* Assigned task *
If a line of the records contains the string "fans", copy it out.

* Input data *
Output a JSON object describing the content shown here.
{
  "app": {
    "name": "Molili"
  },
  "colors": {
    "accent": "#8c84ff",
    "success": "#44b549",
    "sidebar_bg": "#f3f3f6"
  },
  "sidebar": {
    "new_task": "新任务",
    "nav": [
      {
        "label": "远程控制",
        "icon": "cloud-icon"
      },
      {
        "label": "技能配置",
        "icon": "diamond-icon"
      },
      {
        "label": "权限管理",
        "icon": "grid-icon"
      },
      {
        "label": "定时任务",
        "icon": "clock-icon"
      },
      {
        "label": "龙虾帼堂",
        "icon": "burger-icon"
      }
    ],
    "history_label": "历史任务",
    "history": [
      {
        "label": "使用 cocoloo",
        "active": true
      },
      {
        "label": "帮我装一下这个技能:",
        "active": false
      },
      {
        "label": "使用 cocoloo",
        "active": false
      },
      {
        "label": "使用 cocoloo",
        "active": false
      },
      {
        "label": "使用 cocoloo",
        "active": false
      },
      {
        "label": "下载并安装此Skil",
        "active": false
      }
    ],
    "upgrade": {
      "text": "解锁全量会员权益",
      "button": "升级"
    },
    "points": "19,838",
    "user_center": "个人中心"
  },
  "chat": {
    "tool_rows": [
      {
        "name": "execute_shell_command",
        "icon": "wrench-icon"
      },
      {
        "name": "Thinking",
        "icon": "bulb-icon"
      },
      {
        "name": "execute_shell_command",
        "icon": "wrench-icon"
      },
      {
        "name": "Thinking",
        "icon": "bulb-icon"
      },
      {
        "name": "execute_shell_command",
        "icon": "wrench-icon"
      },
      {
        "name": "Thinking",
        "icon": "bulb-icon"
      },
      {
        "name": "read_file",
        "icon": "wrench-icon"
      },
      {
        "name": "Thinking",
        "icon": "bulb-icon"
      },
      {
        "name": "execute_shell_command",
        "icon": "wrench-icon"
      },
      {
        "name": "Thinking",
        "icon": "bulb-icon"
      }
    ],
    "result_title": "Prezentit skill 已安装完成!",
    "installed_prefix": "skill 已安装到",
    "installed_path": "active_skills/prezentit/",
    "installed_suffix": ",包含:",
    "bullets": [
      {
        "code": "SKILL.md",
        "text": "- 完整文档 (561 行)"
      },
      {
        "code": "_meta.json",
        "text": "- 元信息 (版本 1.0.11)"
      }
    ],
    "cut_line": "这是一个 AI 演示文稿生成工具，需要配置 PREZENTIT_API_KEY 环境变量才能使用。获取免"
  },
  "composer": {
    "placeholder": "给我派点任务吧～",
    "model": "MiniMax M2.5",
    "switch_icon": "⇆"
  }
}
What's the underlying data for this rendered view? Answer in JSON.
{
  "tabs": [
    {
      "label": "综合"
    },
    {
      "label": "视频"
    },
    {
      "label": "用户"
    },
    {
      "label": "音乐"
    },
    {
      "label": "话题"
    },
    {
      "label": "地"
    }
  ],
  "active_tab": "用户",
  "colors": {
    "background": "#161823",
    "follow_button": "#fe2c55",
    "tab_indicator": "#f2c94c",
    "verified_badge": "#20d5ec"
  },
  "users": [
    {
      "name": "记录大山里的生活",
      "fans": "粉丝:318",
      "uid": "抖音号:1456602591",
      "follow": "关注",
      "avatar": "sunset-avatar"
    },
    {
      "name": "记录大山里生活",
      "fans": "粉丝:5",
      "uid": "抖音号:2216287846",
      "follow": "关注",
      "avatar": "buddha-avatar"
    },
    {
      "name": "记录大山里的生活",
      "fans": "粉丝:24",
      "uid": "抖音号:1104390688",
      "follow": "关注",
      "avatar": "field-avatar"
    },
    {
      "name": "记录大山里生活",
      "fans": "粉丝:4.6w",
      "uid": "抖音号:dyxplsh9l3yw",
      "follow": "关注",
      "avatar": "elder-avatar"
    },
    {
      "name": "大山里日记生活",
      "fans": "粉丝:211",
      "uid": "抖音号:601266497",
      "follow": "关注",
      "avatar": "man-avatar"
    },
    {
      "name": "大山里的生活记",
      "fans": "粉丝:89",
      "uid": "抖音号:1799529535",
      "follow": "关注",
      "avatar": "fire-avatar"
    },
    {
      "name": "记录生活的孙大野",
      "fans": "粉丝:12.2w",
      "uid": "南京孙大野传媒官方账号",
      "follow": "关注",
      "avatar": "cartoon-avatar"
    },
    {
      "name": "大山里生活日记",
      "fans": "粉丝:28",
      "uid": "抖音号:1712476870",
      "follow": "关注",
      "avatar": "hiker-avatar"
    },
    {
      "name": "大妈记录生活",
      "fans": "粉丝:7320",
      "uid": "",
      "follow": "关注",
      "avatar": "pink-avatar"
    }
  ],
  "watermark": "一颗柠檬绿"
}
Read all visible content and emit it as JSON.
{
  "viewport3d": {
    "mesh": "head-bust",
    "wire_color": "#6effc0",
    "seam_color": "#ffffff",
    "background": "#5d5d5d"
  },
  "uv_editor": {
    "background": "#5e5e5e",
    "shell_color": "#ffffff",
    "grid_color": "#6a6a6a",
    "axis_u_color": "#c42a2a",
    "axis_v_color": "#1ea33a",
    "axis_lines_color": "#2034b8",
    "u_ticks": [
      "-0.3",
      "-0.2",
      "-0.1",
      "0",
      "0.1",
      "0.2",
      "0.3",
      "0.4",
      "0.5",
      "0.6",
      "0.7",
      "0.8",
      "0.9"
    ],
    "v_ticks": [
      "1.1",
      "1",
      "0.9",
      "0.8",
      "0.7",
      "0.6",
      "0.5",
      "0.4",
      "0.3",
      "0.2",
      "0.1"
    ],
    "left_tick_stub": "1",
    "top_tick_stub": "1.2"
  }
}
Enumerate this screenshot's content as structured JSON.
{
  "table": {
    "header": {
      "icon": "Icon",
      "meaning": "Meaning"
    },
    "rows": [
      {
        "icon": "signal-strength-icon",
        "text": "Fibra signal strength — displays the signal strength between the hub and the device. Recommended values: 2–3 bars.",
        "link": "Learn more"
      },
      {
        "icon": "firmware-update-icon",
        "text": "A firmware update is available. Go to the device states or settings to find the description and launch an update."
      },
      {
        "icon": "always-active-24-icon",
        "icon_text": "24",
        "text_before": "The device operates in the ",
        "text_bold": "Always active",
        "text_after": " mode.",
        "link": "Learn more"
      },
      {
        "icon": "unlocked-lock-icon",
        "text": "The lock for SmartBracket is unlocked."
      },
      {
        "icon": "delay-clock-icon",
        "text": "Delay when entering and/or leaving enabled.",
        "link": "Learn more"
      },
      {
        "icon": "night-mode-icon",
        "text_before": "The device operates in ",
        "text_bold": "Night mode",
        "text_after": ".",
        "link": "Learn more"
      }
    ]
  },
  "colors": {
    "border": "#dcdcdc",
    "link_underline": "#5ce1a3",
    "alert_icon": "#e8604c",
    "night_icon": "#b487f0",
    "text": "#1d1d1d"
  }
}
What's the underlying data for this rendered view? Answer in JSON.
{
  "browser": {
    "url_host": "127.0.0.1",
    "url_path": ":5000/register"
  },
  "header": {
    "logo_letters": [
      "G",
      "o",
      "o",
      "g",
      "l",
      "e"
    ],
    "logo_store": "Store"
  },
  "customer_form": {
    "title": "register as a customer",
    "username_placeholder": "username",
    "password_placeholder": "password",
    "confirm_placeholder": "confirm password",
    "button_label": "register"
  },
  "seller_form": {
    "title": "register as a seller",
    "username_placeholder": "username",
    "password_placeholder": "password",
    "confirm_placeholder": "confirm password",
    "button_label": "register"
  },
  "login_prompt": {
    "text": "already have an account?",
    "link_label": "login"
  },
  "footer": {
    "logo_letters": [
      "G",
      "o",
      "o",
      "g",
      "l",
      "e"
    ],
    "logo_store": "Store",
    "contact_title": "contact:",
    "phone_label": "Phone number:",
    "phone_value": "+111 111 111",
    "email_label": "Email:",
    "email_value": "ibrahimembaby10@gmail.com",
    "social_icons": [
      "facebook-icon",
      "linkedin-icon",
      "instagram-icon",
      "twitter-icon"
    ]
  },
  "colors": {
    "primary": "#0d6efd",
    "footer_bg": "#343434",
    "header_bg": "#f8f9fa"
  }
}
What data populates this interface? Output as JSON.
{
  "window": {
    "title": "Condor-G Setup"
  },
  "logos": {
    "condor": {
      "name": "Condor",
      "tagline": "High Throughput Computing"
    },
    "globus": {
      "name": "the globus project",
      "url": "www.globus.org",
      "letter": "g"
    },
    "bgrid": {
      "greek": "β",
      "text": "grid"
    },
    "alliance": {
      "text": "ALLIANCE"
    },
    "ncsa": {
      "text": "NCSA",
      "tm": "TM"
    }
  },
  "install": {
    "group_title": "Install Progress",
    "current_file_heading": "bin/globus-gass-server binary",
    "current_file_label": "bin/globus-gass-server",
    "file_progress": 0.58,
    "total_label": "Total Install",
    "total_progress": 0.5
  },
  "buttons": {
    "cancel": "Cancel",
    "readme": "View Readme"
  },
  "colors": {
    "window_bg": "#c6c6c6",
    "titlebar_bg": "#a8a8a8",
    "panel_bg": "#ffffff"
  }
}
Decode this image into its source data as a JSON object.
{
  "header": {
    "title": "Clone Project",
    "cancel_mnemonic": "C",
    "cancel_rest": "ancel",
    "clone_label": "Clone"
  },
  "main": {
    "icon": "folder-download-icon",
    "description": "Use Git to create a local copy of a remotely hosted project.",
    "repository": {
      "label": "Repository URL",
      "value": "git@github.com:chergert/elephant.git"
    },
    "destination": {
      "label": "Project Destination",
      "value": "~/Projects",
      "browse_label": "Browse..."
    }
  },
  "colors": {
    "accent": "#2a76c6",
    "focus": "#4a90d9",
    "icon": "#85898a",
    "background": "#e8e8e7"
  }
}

* Reply to the exercise *
      "fans": "粉丝:318",
      "fans": "粉丝:5",
      "fans": "粉丝:24",
      "fans": "粉丝:4.6w",
      "fans": "粉丝:211",
      "fans": "粉丝:89",
      "fans": "粉丝:12.2w",
      "fans": "粉丝:28",
      "fans": "粉丝:7320",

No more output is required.